who/which ≠ that

My sister, who is a vet, really likes cats. (NOT My sister, that is a vet, really likes cats.)

Which can refer to the whole sentence.

We’re going to organise a Christmas fundraiser, which is a very good idea.

Rewrite the sentences in the correct way


Define more foreign words for your Teacher to guess


Make sure that you know what the words below mean. Then give their definitions for your teacher to guess them, saying which language they come from.

  1. caravan [‘kærəvæn] (Persian)
  2. blanket [ˈblæŋkit] (Dutch)
  3. embarrassed [imˈbærəst] (French)
  4. tsunami [tsu:ˈnɑ:mi] (Japanese)
  5. soprano [sə’prɑ:nəʊ] (Italian)
  6. massage [‘mæsɑ:ʒ] (Portuguese)
  7. mosquito [mɒs’ki:təʊ] (Spanish)
  8. fog [fɒg] (Danish)

Now swap roles. Listen to your teacher’s definitions and say what the word is

Discuss the questions, giving as many examples as you can

Get it right

giving examples

If you want to give examples when you are speaking English, you can use these phrases: for example, for instance, or such as.

e.g.English has borrowed many words from other languages, such as «shampoo» and «yogurt».

  • Bakkushan (Japanese) A woman who you think is pretty when you see her from behind, but is not when you see her from the front.
  • Drachenfutter (German) The presents which guilty husbands give their wives (literally «dragon’s food»).
  • Fucha (Polish) A job which you do in your free time without paying any tax.
  • Lampadato (Italian) An adjective to describe person whose skin has been tanned too much by a sun lamp.
  • Neko neko (Indonesian) To have a creative idea which only makes thing worse.
  • Puntare (Italian) To stare intensely at a person whom you are attracted to.
  • Rujuk (Indonesian) To remarry a woman to whom you had been married before.
  • Seigneur-terrasse (French) A person who spends a lot of time but very little money in a cafe.
  • Sunasorpok (Inuit) To eat food which other people have left.
  • Termangu-mangu (Indonesian) An adjective to describe a person who is sad and not sure what they should do.
  • Zechpreller (German) Someone who leaves without paying the bill.
  • Zhengron (Chinese) A person whose looks have been improved by plastic surgery.

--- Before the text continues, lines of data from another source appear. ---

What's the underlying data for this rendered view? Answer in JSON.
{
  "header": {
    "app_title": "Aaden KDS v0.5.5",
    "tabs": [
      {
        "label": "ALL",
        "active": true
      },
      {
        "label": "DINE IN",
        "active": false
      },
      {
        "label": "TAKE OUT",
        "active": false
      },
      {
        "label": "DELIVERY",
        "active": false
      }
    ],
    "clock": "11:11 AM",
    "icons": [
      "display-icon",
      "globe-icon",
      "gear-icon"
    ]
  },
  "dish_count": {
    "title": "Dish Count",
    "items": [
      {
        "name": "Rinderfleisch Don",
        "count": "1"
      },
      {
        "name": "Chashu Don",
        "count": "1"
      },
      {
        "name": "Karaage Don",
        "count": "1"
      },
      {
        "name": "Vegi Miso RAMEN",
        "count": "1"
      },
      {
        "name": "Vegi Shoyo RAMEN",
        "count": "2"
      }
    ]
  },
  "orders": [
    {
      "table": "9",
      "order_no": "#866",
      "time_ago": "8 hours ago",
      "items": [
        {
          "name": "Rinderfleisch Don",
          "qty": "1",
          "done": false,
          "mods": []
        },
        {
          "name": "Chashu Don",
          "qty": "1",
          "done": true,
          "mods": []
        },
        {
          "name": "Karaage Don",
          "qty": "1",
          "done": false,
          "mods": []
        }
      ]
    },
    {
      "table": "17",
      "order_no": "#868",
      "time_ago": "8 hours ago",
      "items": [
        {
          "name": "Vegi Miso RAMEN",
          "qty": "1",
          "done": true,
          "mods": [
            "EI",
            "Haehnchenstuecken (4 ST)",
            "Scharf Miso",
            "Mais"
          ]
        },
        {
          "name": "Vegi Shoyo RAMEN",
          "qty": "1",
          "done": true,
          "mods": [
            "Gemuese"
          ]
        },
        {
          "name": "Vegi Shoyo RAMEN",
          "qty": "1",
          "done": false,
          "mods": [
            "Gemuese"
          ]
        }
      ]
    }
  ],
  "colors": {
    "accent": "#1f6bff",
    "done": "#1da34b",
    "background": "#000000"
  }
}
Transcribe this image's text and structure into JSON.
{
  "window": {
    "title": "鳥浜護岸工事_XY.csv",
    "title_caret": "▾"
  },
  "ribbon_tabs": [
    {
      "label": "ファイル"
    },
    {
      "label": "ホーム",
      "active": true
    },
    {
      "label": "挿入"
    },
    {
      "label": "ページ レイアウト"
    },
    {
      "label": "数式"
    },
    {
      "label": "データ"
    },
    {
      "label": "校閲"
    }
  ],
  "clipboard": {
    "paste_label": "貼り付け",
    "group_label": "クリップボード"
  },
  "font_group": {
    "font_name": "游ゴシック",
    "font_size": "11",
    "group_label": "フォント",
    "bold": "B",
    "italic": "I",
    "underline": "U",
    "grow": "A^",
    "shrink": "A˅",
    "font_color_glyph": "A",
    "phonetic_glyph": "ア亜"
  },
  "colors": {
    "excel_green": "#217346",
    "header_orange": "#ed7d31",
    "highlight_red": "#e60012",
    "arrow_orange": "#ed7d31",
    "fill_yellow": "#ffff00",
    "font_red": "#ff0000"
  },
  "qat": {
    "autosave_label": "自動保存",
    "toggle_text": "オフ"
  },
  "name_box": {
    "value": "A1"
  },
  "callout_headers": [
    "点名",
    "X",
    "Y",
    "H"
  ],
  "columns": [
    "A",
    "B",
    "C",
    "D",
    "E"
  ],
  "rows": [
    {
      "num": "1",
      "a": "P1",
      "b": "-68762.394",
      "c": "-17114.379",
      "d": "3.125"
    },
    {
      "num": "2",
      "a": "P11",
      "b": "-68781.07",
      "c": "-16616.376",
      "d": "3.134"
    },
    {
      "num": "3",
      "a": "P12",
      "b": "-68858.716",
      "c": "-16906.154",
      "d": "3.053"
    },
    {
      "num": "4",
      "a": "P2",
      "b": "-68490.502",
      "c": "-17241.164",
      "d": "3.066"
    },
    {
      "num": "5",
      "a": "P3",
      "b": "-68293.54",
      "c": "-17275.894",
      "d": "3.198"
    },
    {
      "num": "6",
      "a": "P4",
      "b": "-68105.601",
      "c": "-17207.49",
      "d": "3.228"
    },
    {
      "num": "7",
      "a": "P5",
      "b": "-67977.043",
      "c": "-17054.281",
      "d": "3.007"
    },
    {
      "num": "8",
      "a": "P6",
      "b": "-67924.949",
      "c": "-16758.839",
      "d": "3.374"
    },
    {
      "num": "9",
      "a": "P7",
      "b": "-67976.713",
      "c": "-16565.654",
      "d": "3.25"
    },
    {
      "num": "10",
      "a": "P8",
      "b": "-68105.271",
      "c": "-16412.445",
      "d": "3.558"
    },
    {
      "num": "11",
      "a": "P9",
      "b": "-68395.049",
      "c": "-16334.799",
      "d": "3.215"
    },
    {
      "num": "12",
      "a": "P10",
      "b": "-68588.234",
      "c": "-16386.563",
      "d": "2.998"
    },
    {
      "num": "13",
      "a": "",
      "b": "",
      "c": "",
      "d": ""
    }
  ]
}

1. Which three of the twelve words in «The meaning of Tingo» would you choose to add to your language? Why?

2. Think of five words or phrases that your language has borrowed from English.

🔗Look here (for Russian speakers).

3. Have these words been borrowed because there wasn’t an existing word for this concept in your language?

4. If not, why do you think this word or phrase is being used in your language?

5. How do you feel about these borrowed English words?

6. Can you think of any words/phrases which have been borrowed from other languages?

7. Can you think of two English words or phrases that don’t have an exact translation in your language? Why do you think that is?

8. Do you know any words in your language that don’t have an exact translation in English?

9. Do you have any favourite words in English? Why do you like them?


Click on the wrong relative pronouns. Sometimes two are possible. In which sentence can you leave out the relative pronoun?

Rewrite the sentences to make them more informal. Omit the Relative Pronoun wherever possible.

Complete the article with a sentence 1-6. There is one sentence you don’t need. Look at the highlighted words and phrases. Use your dictionary to look up their meaning and pronunciation.


  1. The photographs are then put in a drawer and forgotten.
  2. At the flick of a switch, the manufacturers claim, a woman can lose as much as a dress size.
  3. «But it did just enough to hide some of the evidence of a few too many good restaurant meals.»
  4. The only victim will be the truth.
  5. They don’t seem to notice that the lost weight seems to have mysteriously returned since the holiday.
  6. «It worked better than a four-week diet of raw vegetables.»

Match the definitions with the words

Try to remember the words

1. cab

2. cloak

3. plastic surgery

4. capture

5. flee

6. leave a tip

7. on the spot

8. slang

9. genuine

10. tile

Write the words opposite their transcription.

Урок Homework Курс
  • Warm-up
  • Relative clauses
  • Rule
  • The meaning of Tingo
  • Defining or non-defining
  • Exercises
  • What's the word?
  • Giving examples
  • Relative clauses
  • Omitting relative pronouns
  • Snaps
  • More words to learn